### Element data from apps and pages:
= = = =

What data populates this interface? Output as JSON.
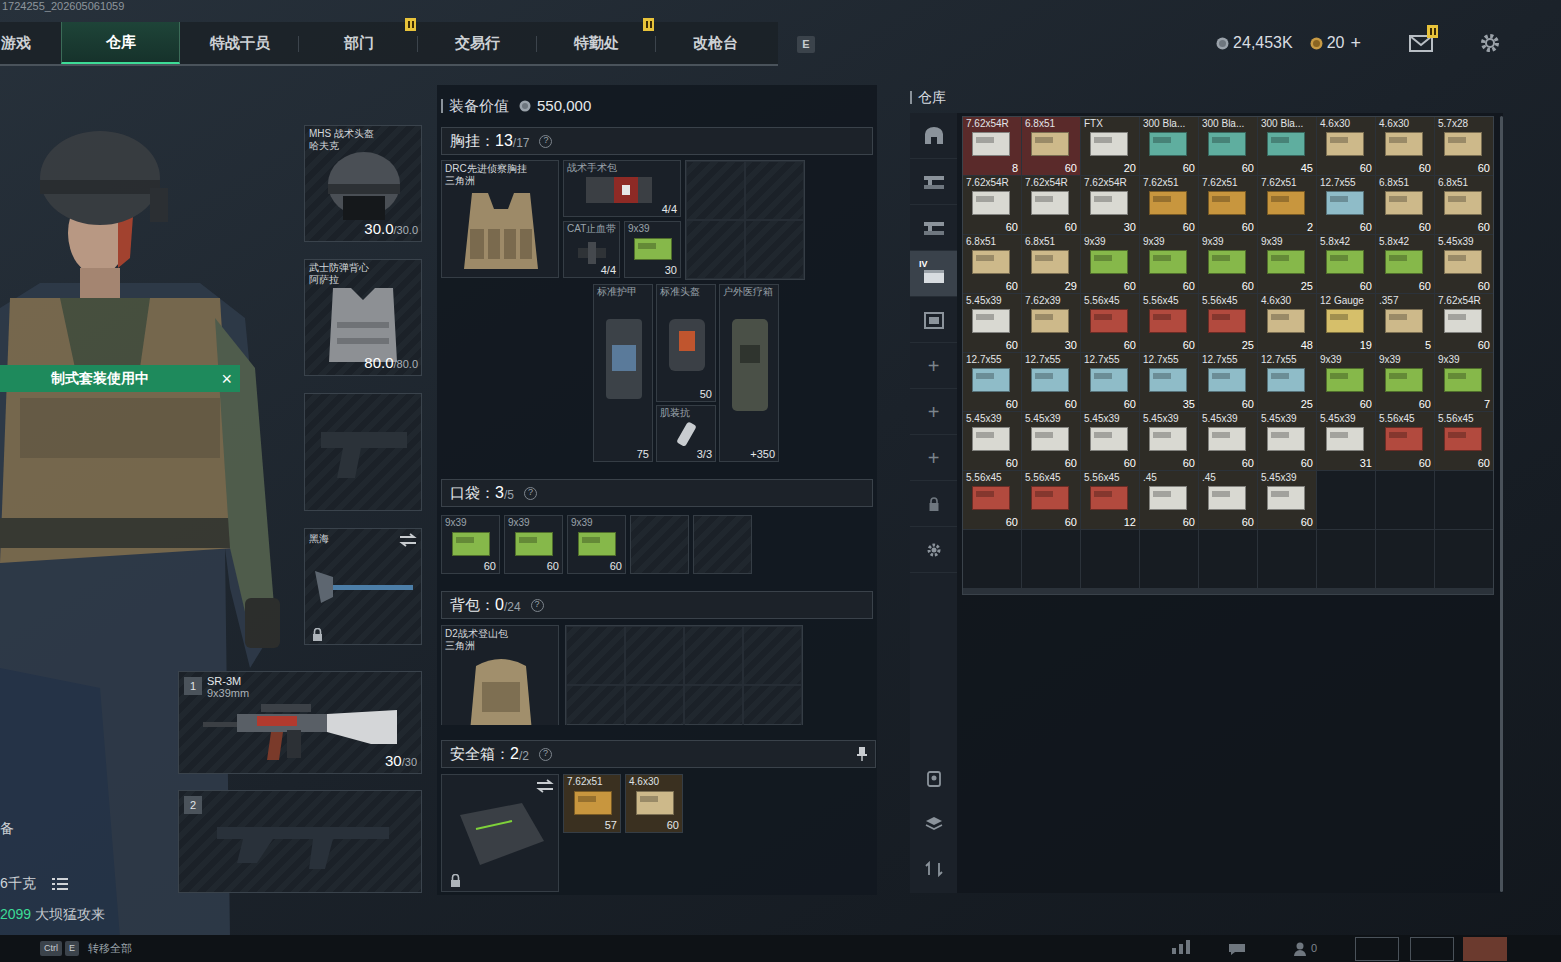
{
  "build_id": "1724255_202605061059",
  "tabs": [
    {
      "label": "游戏",
      "selected": false,
      "badge": false
    },
    {
      "label": "仓库",
      "selected": true,
      "badge": false
    },
    {
      "label": "特战干员",
      "selected": false,
      "badge": false
    },
    {
      "label": "部门",
      "selected": false,
      "badge": true
    },
    {
      "label": "交易行",
      "selected": false,
      "badge": false
    },
    {
      "label": "特勤处",
      "selected": false,
      "badge": true
    },
    {
      "label": "改枪台",
      "selected": false,
      "badge": false
    }
  ],
  "tab_hotkey": "E",
  "wallet": {
    "coins": "24,453K",
    "tokens": "20",
    "add": "+"
  },
  "mail": {
    "badge": true
  },
  "operator": {
    "preset_banner": "制式套装使用中",
    "banner_close": "×",
    "side_text": "备",
    "weight": "6千克",
    "event_code": "2099",
    "event_text": "大坝猛攻来"
  },
  "gear": {
    "helmet": {
      "name": "MHS 战术头盔",
      "maker": "哈夫克",
      "durability": "30.0",
      "max": "/30.0"
    },
    "armor": {
      "name": "武士防弹背心",
      "maker": "阿萨拉",
      "durability": "80.0",
      "max": "/80.0"
    },
    "pistol": {
      "empty": true
    },
    "melee": {
      "name": "黑海",
      "locked": true
    },
    "weapons": [
      {
        "slot": "1",
        "name": "SR-3M",
        "caliber": "9x39mm",
        "ammo": "30",
        "capacity": "/30",
        "empty": false
      },
      {
        "slot": "2",
        "name": "",
        "caliber": "",
        "ammo": "",
        "capacity": "",
        "empty": true
      }
    ]
  },
  "loadout": {
    "value_label": "装备价值",
    "value": "550,000",
    "chest": {
      "label": "胸挂：",
      "count": "13",
      "capacity": "/17",
      "help": "?",
      "rig": {
        "name": "DRC先进侦察胸挂",
        "maker": "三角洲"
      },
      "items": [
        {
          "name": "战术手术包",
          "count": "4/4"
        },
        {
          "name": "CAT止血带",
          "count": "4/4"
        },
        {
          "name": "9x39",
          "count": "30"
        },
        {
          "name": "标准护甲",
          "count": "75"
        },
        {
          "name": "标准头盔",
          "count": "50"
        },
        {
          "name": "肌装抗",
          "count": "3/3"
        },
        {
          "name": "户外医疗箱",
          "count": "+350"
        }
      ]
    },
    "pockets": {
      "label": "口袋：",
      "count": "3",
      "capacity": "/5",
      "help": "?",
      "slots": [
        {
          "name": "9x39",
          "count": "60",
          "empty": false
        },
        {
          "name": "9x39",
          "count": "60",
          "empty": false
        },
        {
          "name": "9x39",
          "count": "60",
          "empty": false
        },
        {
          "name": "",
          "count": "",
          "empty": true
        },
        {
          "name": "",
          "count": "",
          "empty": true
        }
      ]
    },
    "backpack": {
      "label": "背包：",
      "count": "0",
      "capacity": "/24",
      "help": "?",
      "bag": {
        "name": "D2战术登山包",
        "maker": "三角洲"
      }
    },
    "safe": {
      "label": "安全箱：",
      "count": "2",
      "capacity": "/2",
      "help": "?",
      "locked": true,
      "items": [
        {
          "name": "7.62x51",
          "count": "57",
          "color": "#c8963e"
        },
        {
          "name": "4.6x30",
          "count": "60",
          "color": "#cdb98a"
        }
      ]
    }
  },
  "stash": {
    "title": "仓库",
    "sidebar": [
      {
        "kind": "home",
        "label": "",
        "selected": false
      },
      {
        "kind": "guns",
        "label": "",
        "selected": false
      },
      {
        "kind": "guns",
        "label": "",
        "selected": false
      },
      {
        "kind": "crate",
        "label": "IV",
        "selected": true
      },
      {
        "kind": "box",
        "label": "",
        "selected": false
      },
      {
        "kind": "add",
        "label": "+",
        "selected": false
      },
      {
        "kind": "add",
        "label": "+",
        "selected": false
      },
      {
        "kind": "add",
        "label": "+",
        "selected": false
      },
      {
        "kind": "lock",
        "label": "",
        "selected": false
      },
      {
        "kind": "gear",
        "label": "",
        "selected": false
      }
    ],
    "sidebar_bottom": [
      {
        "kind": "tool"
      },
      {
        "kind": "layers"
      },
      {
        "kind": "sort"
      }
    ],
    "items": [
      {
        "label": "7.62x54R",
        "count": "8",
        "color": "#d9d9d2",
        "marked": true
      },
      {
        "label": "6.8x51",
        "count": "60",
        "color": "#cdb98a",
        "marked": true
      },
      {
        "label": "FTX",
        "count": "20",
        "color": "#d9d9d2",
        "marked": false
      },
      {
        "label": "300 Bla...",
        "count": "60",
        "color": "#5fae9f",
        "marked": false
      },
      {
        "label": "300 Bla...",
        "count": "60",
        "color": "#5fae9f",
        "marked": false
      },
      {
        "label": "300 Bla...",
        "count": "45",
        "color": "#5fae9f",
        "marked": false
      },
      {
        "label": "4.6x30",
        "count": "60",
        "color": "#cdb98a",
        "marked": false
      },
      {
        "label": "4.6x30",
        "count": "60",
        "color": "#cdb98a",
        "marked": false
      },
      {
        "label": "5.7x28",
        "count": "60",
        "color": "#cdb98a",
        "marked": false
      },
      {
        "label": "7.62x54R",
        "count": "60",
        "color": "#d9d9d2",
        "marked": false
      },
      {
        "label": "7.62x54R",
        "count": "60",
        "color": "#d9d9d2",
        "marked": false
      },
      {
        "label": "7.62x54R",
        "count": "30",
        "color": "#d9d9d2",
        "marked": false
      },
      {
        "label": "7.62x51",
        "count": "60",
        "color": "#c8963e",
        "marked": false
      },
      {
        "label": "7.62x51",
        "count": "60",
        "color": "#c8963e",
        "marked": false
      },
      {
        "label": "7.62x51",
        "count": "2",
        "color": "#c8963e",
        "marked": false
      },
      {
        "label": "12.7x55",
        "count": "60",
        "color": "#8fbcc8",
        "marked": false
      },
      {
        "label": "6.8x51",
        "count": "60",
        "color": "#cdb98a",
        "marked": false
      },
      {
        "label": "6.8x51",
        "count": "60",
        "color": "#cdb98a",
        "marked": false
      },
      {
        "label": "6.8x51",
        "count": "60",
        "color": "#cdb98a",
        "marked": false
      },
      {
        "label": "6.8x51",
        "count": "29",
        "color": "#cdb98a",
        "marked": false
      },
      {
        "label": "9x39",
        "count": "60",
        "color": "#86b84a",
        "marked": false
      },
      {
        "label": "9x39",
        "count": "60",
        "color": "#86b84a",
        "marked": false
      },
      {
        "label": "9x39",
        "count": "60",
        "color": "#86b84a",
        "marked": false
      },
      {
        "label": "9x39",
        "count": "25",
        "color": "#86b84a",
        "marked": false
      },
      {
        "label": "5.8x42",
        "count": "60",
        "color": "#86b84a",
        "marked": false
      },
      {
        "label": "5.8x42",
        "count": "60",
        "color": "#86b84a",
        "marked": false
      },
      {
        "label": "5.45x39",
        "count": "60",
        "color": "#cdb98a",
        "marked": false
      },
      {
        "label": "5.45x39",
        "count": "60",
        "color": "#d9d9d2",
        "marked": false
      },
      {
        "label": "7.62x39",
        "count": "30",
        "color": "#cdb98a",
        "marked": false
      },
      {
        "label": "5.56x45",
        "count": "60",
        "color": "#b24a3e",
        "marked": false
      },
      {
        "label": "5.56x45",
        "count": "60",
        "color": "#b24a3e",
        "marked": false
      },
      {
        "label": "5.56x45",
        "count": "25",
        "color": "#b24a3e",
        "marked": false
      },
      {
        "label": "4.6x30",
        "count": "48",
        "color": "#cdb98a",
        "marked": false
      },
      {
        "label": "12 Gauge",
        "count": "19",
        "color": "#d6bf6a",
        "marked": false
      },
      {
        "label": ".357",
        "count": "5",
        "color": "#cdb98a",
        "marked": false
      },
      {
        "label": "7.62x54R",
        "count": "60",
        "color": "#d9d9d2",
        "marked": false
      },
      {
        "label": "12.7x55",
        "count": "60",
        "color": "#8fbcc8",
        "marked": false
      },
      {
        "label": "12.7x55",
        "count": "60",
        "color": "#8fbcc8",
        "marked": false
      },
      {
        "label": "12.7x55",
        "count": "60",
        "color": "#8fbcc8",
        "marked": false
      },
      {
        "label": "12.7x55",
        "count": "35",
        "color": "#8fbcc8",
        "marked": false
      },
      {
        "label": "12.7x55",
        "count": "60",
        "color": "#8fbcc8",
        "marked": false
      },
      {
        "label": "12.7x55",
        "count": "25",
        "color": "#8fbcc8",
        "marked": false
      },
      {
        "label": "9x39",
        "count": "60",
        "color": "#86b84a",
        "marked": false
      },
      {
        "label": "9x39",
        "count": "60",
        "color": "#86b84a",
        "marked": false
      },
      {
        "label": "9x39",
        "count": "7",
        "color": "#86b84a",
        "marked": false
      },
      {
        "label": "5.45x39",
        "count": "60",
        "color": "#d9d9d2",
        "marked": false
      },
      {
        "label": "5.45x39",
        "count": "60",
        "color": "#d9d9d2",
        "marked": false
      },
      {
        "label": "5.45x39",
        "count": "60",
        "color": "#d9d9d2",
        "marked": false
      },
      {
        "label": "5.45x39",
        "count": "60",
        "color": "#d9d9d2",
        "marked": false
      },
      {
        "label": "5.45x39",
        "count": "60",
        "color": "#d9d9d2",
        "marked": false
      },
      {
        "label": "5.45x39",
        "count": "60",
        "color": "#d9d9d2",
        "marked": false
      },
      {
        "label": "5.45x39",
        "count": "31",
        "color": "#d9d9d2",
        "marked": false
      },
      {
        "label": "5.56x45",
        "count": "60",
        "color": "#b24a3e",
        "marked": false
      },
      {
        "label": "5.56x45",
        "count": "60",
        "color": "#b24a3e",
        "marked": false
      },
      {
        "label": "5.56x45",
        "count": "60",
        "color": "#b24a3e",
        "marked": false
      },
      {
        "label": "5.56x45",
        "count": "60",
        "color": "#b24a3e",
        "marked": false
      },
      {
        "label": "5.56x45",
        "count": "12",
        "color": "#b24a3e",
        "marked": false
      },
      {
        "label": ".45",
        "count": "60",
        "color": "#d9d9d2",
        "marked": false
      },
      {
        "label": ".45",
        "count": "60",
        "color": "#d9d9d2",
        "marked": false
      },
      {
        "label": "5.45x39",
        "count": "60",
        "color": "#d9d9d2",
        "marked": false
      }
    ]
  },
  "footer": {
    "keys": [
      "Ctrl",
      "E"
    ],
    "action": "转移全部",
    "friends": "0"
  }
}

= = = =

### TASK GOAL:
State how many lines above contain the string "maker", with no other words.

### SOLUTION TO THIS EXERCISE:
4